First came Bear Stearns, then mortgage lenders and borrowers, followed by Fannie Mae and Freddie Mac: They’ve all looked to Uncle Sam for a bailout, and now the word around Washington is that Detroit will be next on the taxpayer supplicant list.
Bear Stearns wasn’t a bailout. It was a buy out, orchestrated by the government to protect our nations financial infrastructure.
Detroit’s political calculation is plain: Having seen the way Washington has bowed to rescue the mortgage industry and Wall Street, why shouldn’t auto makers give it a try? Michigan is up for grabs in the election, so now is the time to strike with a goal of getting the Bush Administration and both Presidential candidates to agree.
Many of us have already done our part. I own two American cars, both rare examples of exceptional design and appeal. A Chevy Suburban and a Chrysler 300C, both with advanced safety features and cylinder-deactivation technologies that allow for fuel efficiency that belies their size and utility.
None of us should be expected to pay to allow Detroit to play. Our American automakers, as much as most consumers would hate to see them fail, deserve their fate. Our political integrity (I know – that’s an oxymoron) should not be allowed to be held hostage.
They are not victims of the fear and economic conditions brought on by an act of terrorism like the airlines.
They are not critical to our financial system as our major banking and mortgage institutions are.
They are public (most of the time – Cerberus-owned Chrysler a current exception) companies that operate in a free (albeit heavily regulated) market.
While they may have been severely impacted by a spike in fuel prices and a concurrent (and resultant) recession, they are not victims of it.
The car makers can also claim with justification to have been hurt as badly as anyone by Washington’s policy blunders. The weak dollar has contributed to the spike in oil prices that has socked their most profitable vehicles. And the nonsensical way that fuel-economy standards force Detroit to subsidize cars that consumers won’t buy has helped put the Big Three in this hole.

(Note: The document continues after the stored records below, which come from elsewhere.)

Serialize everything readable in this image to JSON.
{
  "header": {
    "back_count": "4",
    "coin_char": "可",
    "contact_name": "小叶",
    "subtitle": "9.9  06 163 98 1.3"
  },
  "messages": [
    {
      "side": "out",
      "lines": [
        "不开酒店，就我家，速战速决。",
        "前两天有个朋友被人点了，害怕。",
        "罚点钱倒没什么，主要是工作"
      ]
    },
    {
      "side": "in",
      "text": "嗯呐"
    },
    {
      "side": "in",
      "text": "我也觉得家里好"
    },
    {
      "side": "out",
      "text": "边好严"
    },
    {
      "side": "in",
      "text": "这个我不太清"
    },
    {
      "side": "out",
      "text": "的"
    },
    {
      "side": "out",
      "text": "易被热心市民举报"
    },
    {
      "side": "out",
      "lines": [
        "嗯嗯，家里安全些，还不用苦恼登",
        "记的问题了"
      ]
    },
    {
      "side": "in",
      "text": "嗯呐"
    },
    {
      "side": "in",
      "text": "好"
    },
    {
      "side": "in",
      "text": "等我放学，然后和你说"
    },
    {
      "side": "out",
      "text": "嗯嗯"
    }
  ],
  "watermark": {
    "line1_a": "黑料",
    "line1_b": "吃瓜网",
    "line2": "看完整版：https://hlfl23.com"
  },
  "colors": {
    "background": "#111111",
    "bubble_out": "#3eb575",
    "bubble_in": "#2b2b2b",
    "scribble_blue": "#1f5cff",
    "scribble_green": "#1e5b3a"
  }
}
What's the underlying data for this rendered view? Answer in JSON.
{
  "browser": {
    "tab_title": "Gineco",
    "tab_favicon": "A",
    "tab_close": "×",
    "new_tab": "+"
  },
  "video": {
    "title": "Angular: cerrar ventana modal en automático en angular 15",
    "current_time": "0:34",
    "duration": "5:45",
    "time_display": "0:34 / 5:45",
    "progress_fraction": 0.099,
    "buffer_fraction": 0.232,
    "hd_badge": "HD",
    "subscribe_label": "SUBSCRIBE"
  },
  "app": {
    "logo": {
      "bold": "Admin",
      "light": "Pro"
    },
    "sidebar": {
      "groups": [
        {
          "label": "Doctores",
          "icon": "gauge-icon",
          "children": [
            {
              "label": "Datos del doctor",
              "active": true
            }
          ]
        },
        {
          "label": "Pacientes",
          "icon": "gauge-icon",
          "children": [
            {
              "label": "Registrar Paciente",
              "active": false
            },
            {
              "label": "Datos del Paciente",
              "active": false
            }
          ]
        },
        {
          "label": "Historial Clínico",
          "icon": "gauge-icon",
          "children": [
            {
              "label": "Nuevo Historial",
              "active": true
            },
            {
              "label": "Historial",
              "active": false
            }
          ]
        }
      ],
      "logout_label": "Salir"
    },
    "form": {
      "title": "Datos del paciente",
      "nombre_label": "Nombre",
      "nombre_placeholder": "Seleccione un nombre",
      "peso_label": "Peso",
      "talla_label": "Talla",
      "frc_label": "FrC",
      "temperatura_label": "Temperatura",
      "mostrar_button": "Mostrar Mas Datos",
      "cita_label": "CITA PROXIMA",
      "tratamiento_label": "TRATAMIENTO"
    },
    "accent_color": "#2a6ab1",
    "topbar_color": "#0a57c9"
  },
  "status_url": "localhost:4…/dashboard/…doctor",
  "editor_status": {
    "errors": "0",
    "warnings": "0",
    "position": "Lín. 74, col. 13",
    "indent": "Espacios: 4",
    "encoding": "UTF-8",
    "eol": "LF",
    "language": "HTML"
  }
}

Over the last two decades or so, the vehicles with the highest sales numbers have been either a four door family sedan or a pickup truck. The Big Three have dominated one and consistently ignored the other.
Auto industry publications have been imploring the “Big Three” to be competitive in the family sedan segment for decades while the Japanese, primarily with the Camry and Accord, have almost completely poached the market. Market trends have driven fuel economy for decades as well and the Big Three have ignored the signs. I don’t begrudge them the success they have had in the light truck and SUV segment – but at the same time ignoring the rest of the market has for years left them vulnerable to the inevitable day that gas prices would adjust for inflation, let alone represent a crisis as demand has outstripped supply.
Americans won’t buy the cars that the Big Three have had to subsidize because the product, until only relatively recently, has lacked quality and appeal. When Honda and Toyota build factories in America to build the cars that GM, Ford and Chrysler claim aren’t profitable, their argument falls apart.
There also happens to be a thriving U.S. auto industry outside of Michigan. These plants are owned by foreign companies, but they employ 92,000 Americans and build and sell cars here. Tens of thousands of their shareholders are Americans.
Certainly the UAW shares a large share of the blame. Their myopic strategy of bleeding their host to death, ignoring market conditions and grossly over-valuing their collective services have forced the Big Three to cut content and engineering to compete on price with the Japanese. The result is a widening of the already formidable gap in quality further undermining consumer goodwill and forcing American domestic brand loyalty beyond its limits. In the end the UAW will be left holding the bag.
A bailout at this point is a really bad idea. First of all, it’s been done before – at least once. The result? The Chrysler minivan which simultaneously saved Chrysler and emasculated millions of American males.
More importantly, our long standing economic dominance in the world is predicated on the fact that capital and talent is free to find it’s highest and best use. Pouring billions of capital into a national bailout is exactly the wrong move, evidenced by the extended Japanese recession not all that many years ago. Good money was sent after bad. Capital became scarce. Failed business models and management teams were kept on life support rather than being forced to retool and reinvent.
Regardless of where and why these federal bailouts started, American taxpayers can’t save everyone. The only way to stop this parade of supplicants is to start saying no — and Detroit is as good a place as any.